* SUPPLIED MATERIAL
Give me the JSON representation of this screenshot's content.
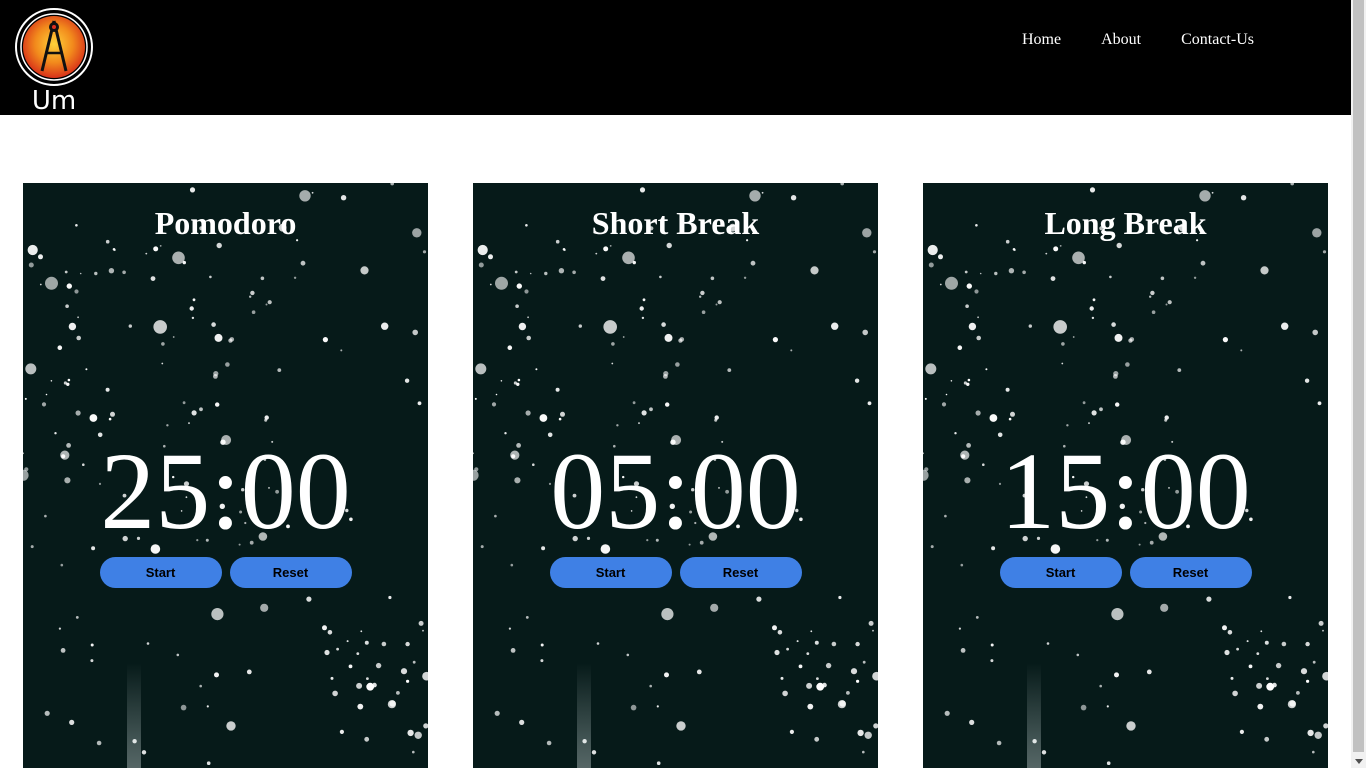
{
  "header": {
    "logo_name": "Um",
    "nav": [
      {
        "label": "Home"
      },
      {
        "label": "About"
      },
      {
        "label": "Contact-Us"
      }
    ]
  },
  "cards": [
    {
      "title": "Pomodoro",
      "time": "25:00",
      "start_label": "Start",
      "reset_label": "Reset"
    },
    {
      "title": "Short Break",
      "time": "05:00",
      "start_label": "Start",
      "reset_label": "Reset"
    },
    {
      "title": "Long Break",
      "time": "15:00",
      "start_label": "Start",
      "reset_label": "Reset"
    }
  ],
  "colors": {
    "header_bg": "#000000",
    "card_bg": "#061a19",
    "button_bg": "#3f80e5",
    "text": "#ffffff"
  }
}
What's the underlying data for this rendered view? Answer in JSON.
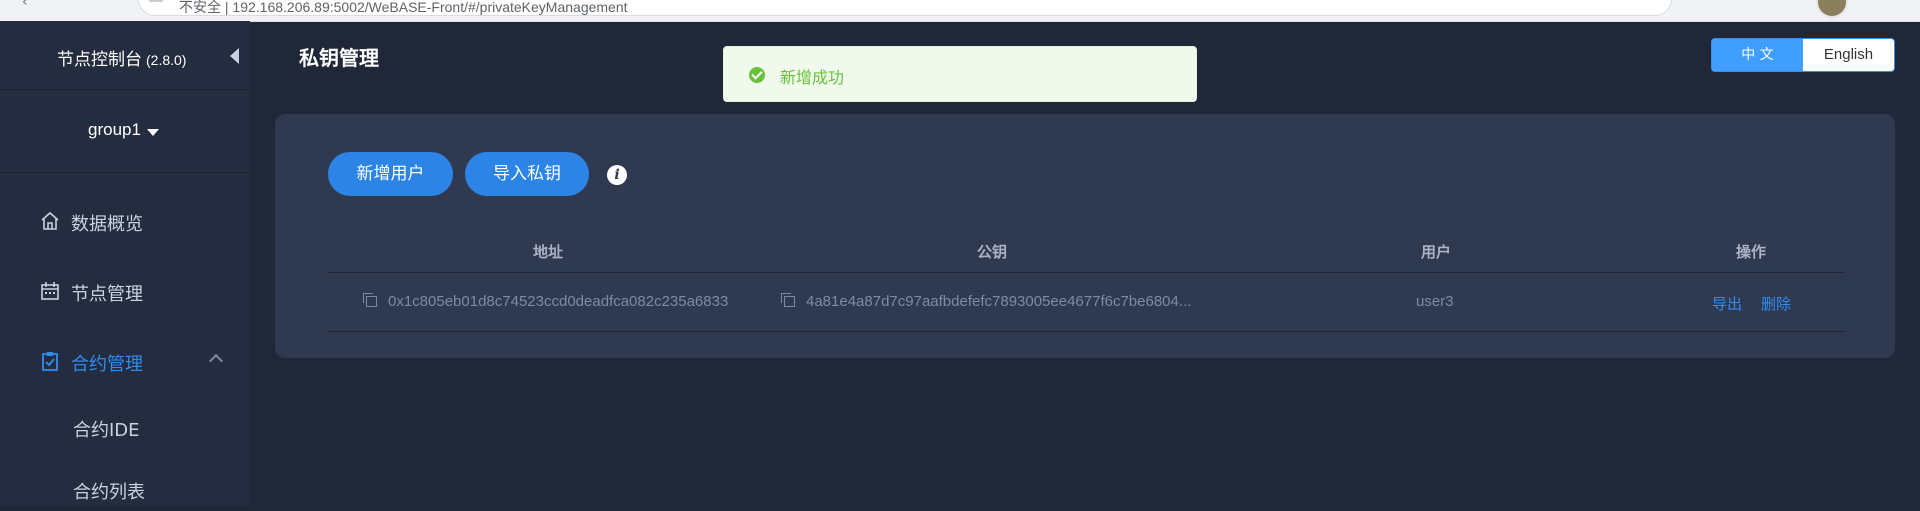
{
  "browser": {
    "url_text": "不安全 | 192.168.206.89:5002/WeBASE-Front/#/privateKeyManagement"
  },
  "sidebar": {
    "app_title": "节点控制台",
    "app_version": "(2.8.0)",
    "group": "group1",
    "items": [
      {
        "label": "数据概览",
        "icon": "home-icon"
      },
      {
        "label": "节点管理",
        "icon": "calendar-icon"
      },
      {
        "label": "合约管理",
        "icon": "clipboard-check-icon",
        "active": true,
        "expanded": true
      }
    ],
    "sub_items": [
      {
        "label": "合约IDE"
      },
      {
        "label": "合约列表"
      }
    ]
  },
  "header": {
    "title": "私钥管理",
    "lang": {
      "zh": "中 文",
      "en": "English",
      "active": "zh"
    }
  },
  "toast": {
    "text": "新增成功",
    "type": "success"
  },
  "toolbar": {
    "add_user": "新增用户",
    "import_key": "导入私钥",
    "info_icon": "i"
  },
  "table": {
    "columns": [
      "地址",
      "公钥",
      "用户",
      "操作"
    ],
    "rows": [
      {
        "address": "0x1c805eb01d8c74523ccd0deadfca082c235a6833",
        "public_key": "4a81e4a87d7c97aafbdefefc7893005ee4677f6c7be6804...",
        "user": "user3",
        "actions": [
          "导出",
          "删除"
        ]
      }
    ]
  },
  "colors": {
    "background": "#1f2738",
    "sidebar": "#242d3f",
    "card": "#2f3a51",
    "primary": "#2b84e6",
    "link": "#2f8cf0",
    "success": "#67c23a"
  }
}
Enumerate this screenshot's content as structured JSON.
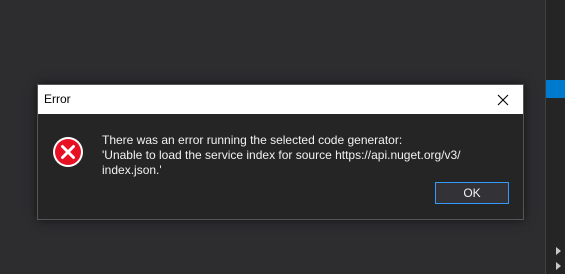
{
  "dialog": {
    "title": "Error",
    "close_icon": "close-icon",
    "icon": "error-icon",
    "message_lines": [
      "There was an error running the selected code generator:",
      "'Unable to load the service index for source https://api.nuget.org/v3/",
      "index.json.'"
    ],
    "ok_label": "OK"
  },
  "theme": {
    "ide_background": "#2d2d30",
    "dialog_background": "#252526",
    "titlebar_background": "#ffffff",
    "accent": "#007acc",
    "focus_border": "#3399ff",
    "error_red": "#e81123"
  }
}
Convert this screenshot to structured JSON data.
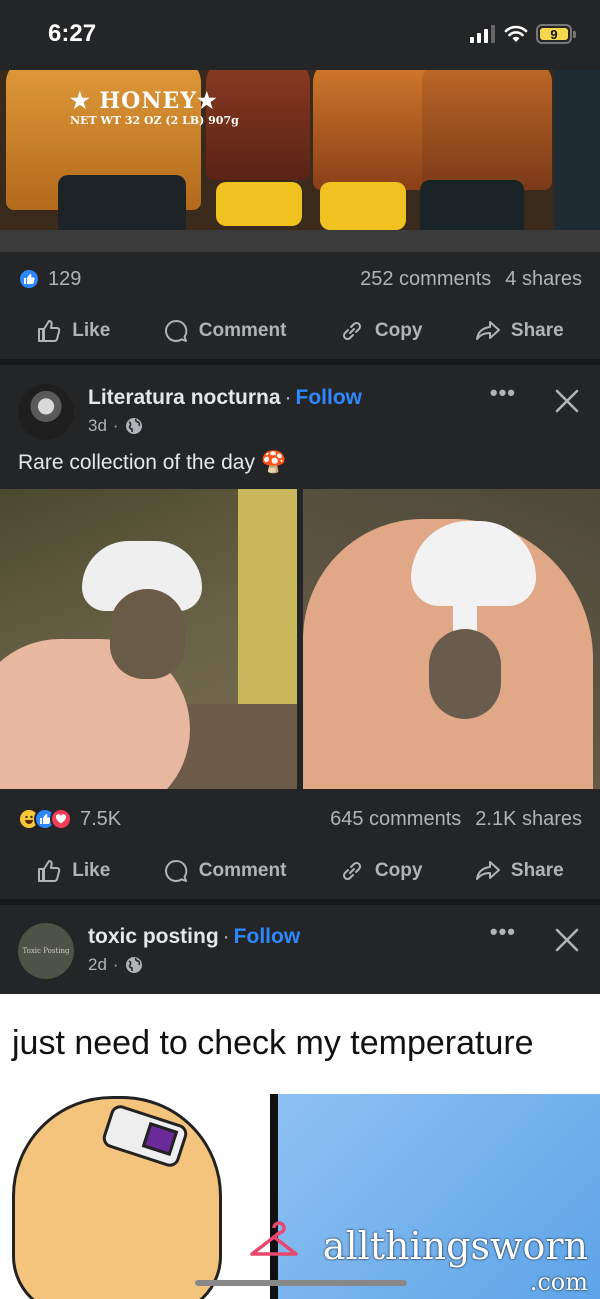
{
  "status": {
    "time": "6:27",
    "battery": "9"
  },
  "post1": {
    "photo_text": {
      "brand": "★ HONEY★",
      "netwt": "NET WT 32 OZ (2 LB) 907g"
    },
    "reactions": "129",
    "comments": "252 comments",
    "shares": "4 shares",
    "actions": {
      "like": "Like",
      "comment": "Comment",
      "copy": "Copy",
      "share": "Share"
    }
  },
  "post2": {
    "author": "Literatura nocturna",
    "follow": "Follow",
    "time": "3d",
    "caption": "Rare collection of the day 🍄",
    "reactions": "7.5K",
    "comments": "645 comments",
    "shares": "2.1K shares",
    "actions": {
      "like": "Like",
      "comment": "Comment",
      "copy": "Copy",
      "share": "Share"
    }
  },
  "post3": {
    "author": "toxic posting",
    "follow": "Follow",
    "time": "2d",
    "avatar_text": "Toxic Posting",
    "meme_text": "just need to check my temperature",
    "watermark": "allthingsworn",
    "watermark_sub": ".com"
  },
  "colors": {
    "background": "#242526",
    "separator": "#18191a",
    "link": "#2d88ff",
    "muted": "#b0b3b8"
  }
}
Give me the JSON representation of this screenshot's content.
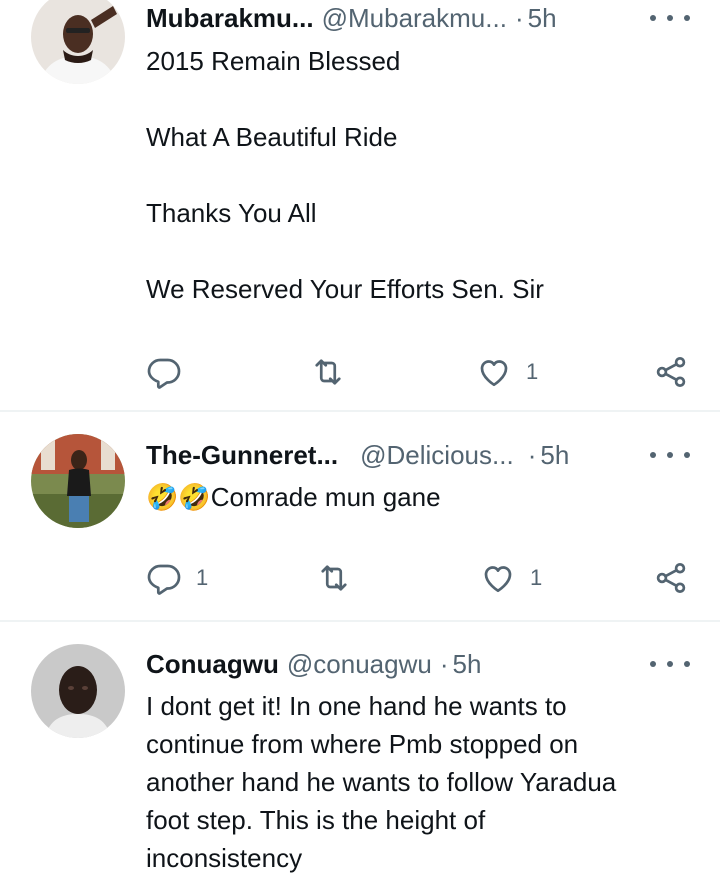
{
  "replies": [
    {
      "display_name": "Mubarakmu...",
      "handle": "@Mubarakmu...",
      "separator": "·",
      "time": "5h",
      "text_lines": [
        "2015 Remain Blessed",
        "What A Beautiful Ride",
        "Thanks You All",
        "We Reserved Your Efforts Sen. Sir"
      ],
      "reply_count": "",
      "retweet_count": "",
      "like_count": "1"
    },
    {
      "display_name": "The-Gunneret...",
      "handle": "@Delicious...",
      "separator": "·",
      "time": "5h",
      "emoji": "🤣🤣",
      "text": "Comrade mun gane",
      "reply_count": "1",
      "retweet_count": "",
      "like_count": "1"
    },
    {
      "display_name": "Conuagwu",
      "handle": "@conuagwu",
      "separator": "·",
      "time": "5h",
      "text_lines": [
        "I dont get it! In one hand  he wants to",
        "continue from where Pmb stopped on",
        "another hand he wants to follow  Yaradua",
        "foot step. This is the height of",
        "inconsistency"
      ]
    }
  ],
  "colors": {
    "text": "#0f1419",
    "secondary": "#536471",
    "divider": "#eff3f4"
  },
  "icons": [
    "reply-icon",
    "retweet-icon",
    "like-icon",
    "share-icon",
    "more-icon"
  ]
}
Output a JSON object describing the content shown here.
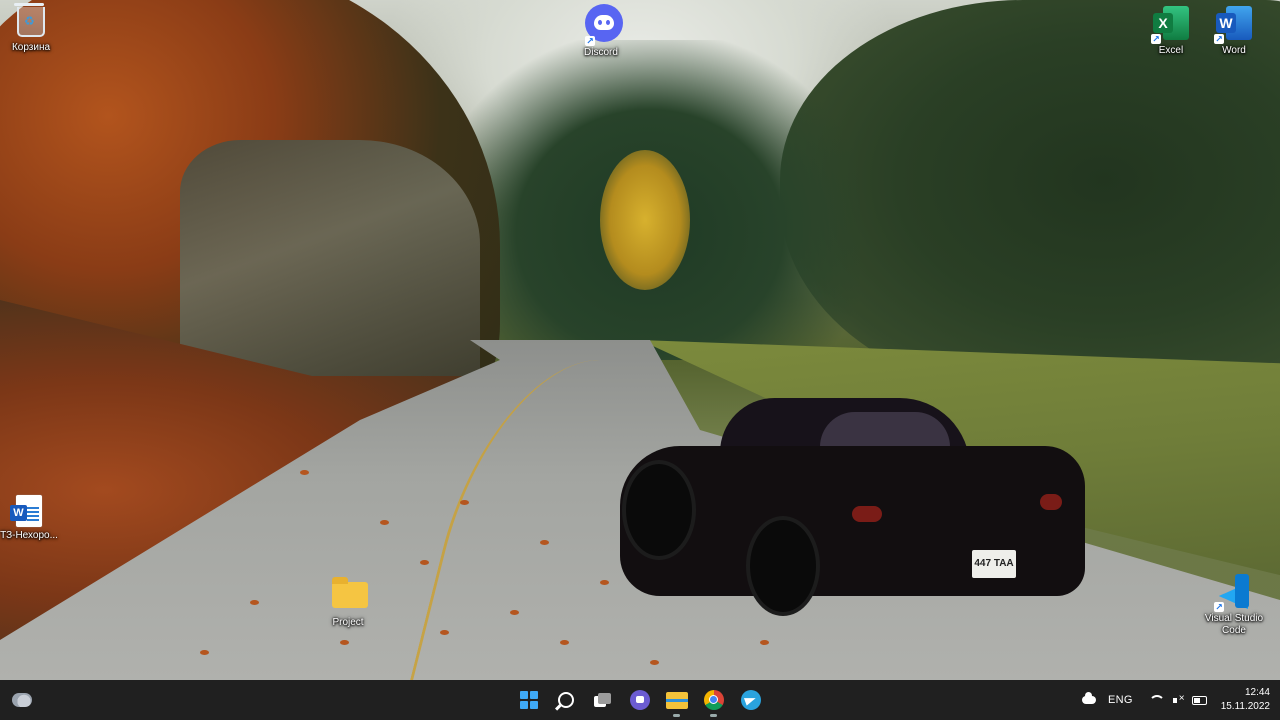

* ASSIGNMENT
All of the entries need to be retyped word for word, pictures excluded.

* WRITTEN ANSWER
Give me the JSON representation of this screenshot's content.
{
  "header": {
    "logo_name": "Um",
    "nav": [
      {
        "label": "Home"
      },
      {
        "label": "About"
      },
      {
        "label": "Contact-Us"
      }
    ]
  },
  "cards": [
    {
      "title": "Pomodoro",
      "time": "25:00",
      "start_label": "Start",
      "reset_label": "Reset"
    },
    {
      "title": "Short Break",
      "time": "05:00",
      "start_label": "Start",
      "reset_label": "Reset"
    },
    {
      "title": "Long Break",
      "time": "15:00",
      "start_label": "Start",
      "reset_label": "Reset"
    }
  ],
  "colors": {
    "header_bg": "#000000",
    "card_bg": "#061a19",
    "button_bg": "#3f80e5",
    "text": "#ffffff"
  }
}
What's the underlying data for this rendered view? Answer in JSON.
{
  "browser": {
    "url_text": "不安全 | 192.168.206.89:5002/WeBASE-Front/#/privateKeyManagement"
  },
  "sidebar": {
    "app_title": "节点控制台",
    "app_version": "(2.8.0)",
    "group": "group1",
    "items": [
      {
        "label": "数据概览",
        "icon": "home-icon"
      },
      {
        "label": "节点管理",
        "icon": "calendar-icon"
      },
      {
        "label": "合约管理",
        "icon": "clipboard-check-icon",
        "active": true,
        "expanded": true
      }
    ],
    "sub_items": [
      {
        "label": "合约IDE"
      },
      {
        "label": "合约列表"
      }
    ]
  },
  "header": {
    "title": "私钥管理",
    "lang": {
      "zh": "中 文",
      "en": "English",
      "active": "zh"
    }
  },
  "toast": {
    "text": "新增成功",
    "type": "success"
  },
  "toolbar": {
    "add_user": "新增用户",
    "import_key": "导入私钥",
    "info_icon": "i"
  },
  "table": {
    "columns": [
      "地址",
      "公钥",
      "用户",
      "操作"
    ],
    "rows": [
      {
        "address": "0x1c805eb01d8c74523ccd0deadfca082c235a6833",
        "public_key": "4a81e4a87d7c97aafbdefefc7893005ee4677f6c7be6804...",
        "user": "user3",
        "actions": [
          "导出",
          "删除"
        ]
      }
    ]
  },
  "colors": {
    "background": "#1f2738",
    "sidebar": "#242d3f",
    "card": "#2f3a51",
    "primary": "#2b84e6",
    "link": "#2f8cf0",
    "success": "#67c23a"
  }
}
Enumerate this screenshot's content as structured JSON.
{
  "dialog": {
    "title": "Error",
    "close_icon": "close-icon",
    "icon": "error-icon",
    "message_lines": [
      "There was an error running the selected code generator:",
      "'Unable to load the service index for source https://api.nuget.org/v3/",
      "index.json.'"
    ],
    "ok_label": "OK"
  },
  "theme": {
    "ide_background": "#2d2d30",
    "dialog_background": "#252526",
    "titlebar_background": "#ffffff",
    "accent": "#007acc",
    "focus_border": "#3399ff",
    "error_red": "#e81123"
  }
}
Convert this screenshot to structured JSON data.
{
  "status": {
    "time": "6:27",
    "battery": "9"
  },
  "post1": {
    "photo_text": {
      "brand": "★ HONEY★",
      "netwt": "NET WT 32 OZ (2 LB) 907g"
    },
    "reactions": "129",
    "comments": "252 comments",
    "shares": "4 shares",
    "actions": {
      "like": "Like",
      "comment": "Comment",
      "copy": "Copy",
      "share": "Share"
    }
  },
  "post2": {
    "author": "Literatura nocturna",
    "follow": "Follow",
    "time": "3d",
    "caption": "Rare collection of the day 🍄",
    "reactions": "7.5K",
    "comments": "645 comments",
    "shares": "2.1K shares",
    "actions": {
      "like": "Like",
      "comment": "Comment",
      "copy": "Copy",
      "share": "Share"
    }
  },
  "post3": {
    "author": "toxic posting",
    "follow": "Follow",
    "time": "2d",
    "avatar_text": "Toxic Posting",
    "meme_text": "just need to check my temperature",
    "watermark": "allthingsworn",
    "watermark_sub": ".com"
  },
  "colors": {
    "background": "#242526",
    "separator": "#18191a",
    "link": "#2d88ff",
    "muted": "#b0b3b8"
  }
}
Give me the JSON representation of this screenshot's content.
{
  "replies": [
    {
      "display_name": "Mubarakmu...",
      "handle": "@Mubarakmu...",
      "separator": "·",
      "time": "5h",
      "text_lines": [
        "2015 Remain Blessed",
        "What A Beautiful Ride",
        "Thanks You All",
        "We Reserved Your Efforts Sen. Sir"
      ],
      "reply_count": "",
      "retweet_count": "",
      "like_count": "1"
    },
    {
      "display_name": "The-Gunneret...",
      "handle": "@Delicious...",
      "separator": "·",
      "time": "5h",
      "emoji": "🤣🤣",
      "text": "Comrade mun gane",
      "reply_count": "1",
      "retweet_count": "",
      "like_count": "1"
    },
    {
      "display_name": "Conuagwu",
      "handle": "@conuagwu",
      "separator": "·",
      "time": "5h",
      "text_lines": [
        "I dont get it! In one hand  he wants to",
        "continue from where Pmb stopped on",
        "another hand he wants to follow  Yaradua",
        "foot step. This is the height of",
        "inconsistency"
      ]
    }
  ],
  "colors": {
    "text": "#0f1419",
    "secondary": "#536471",
    "divider": "#eff3f4"
  },
  "icons": [
    "reply-icon",
    "retweet-icon",
    "like-icon",
    "share-icon",
    "more-icon"
  ]
}
Output a JSON object describing the content shown here.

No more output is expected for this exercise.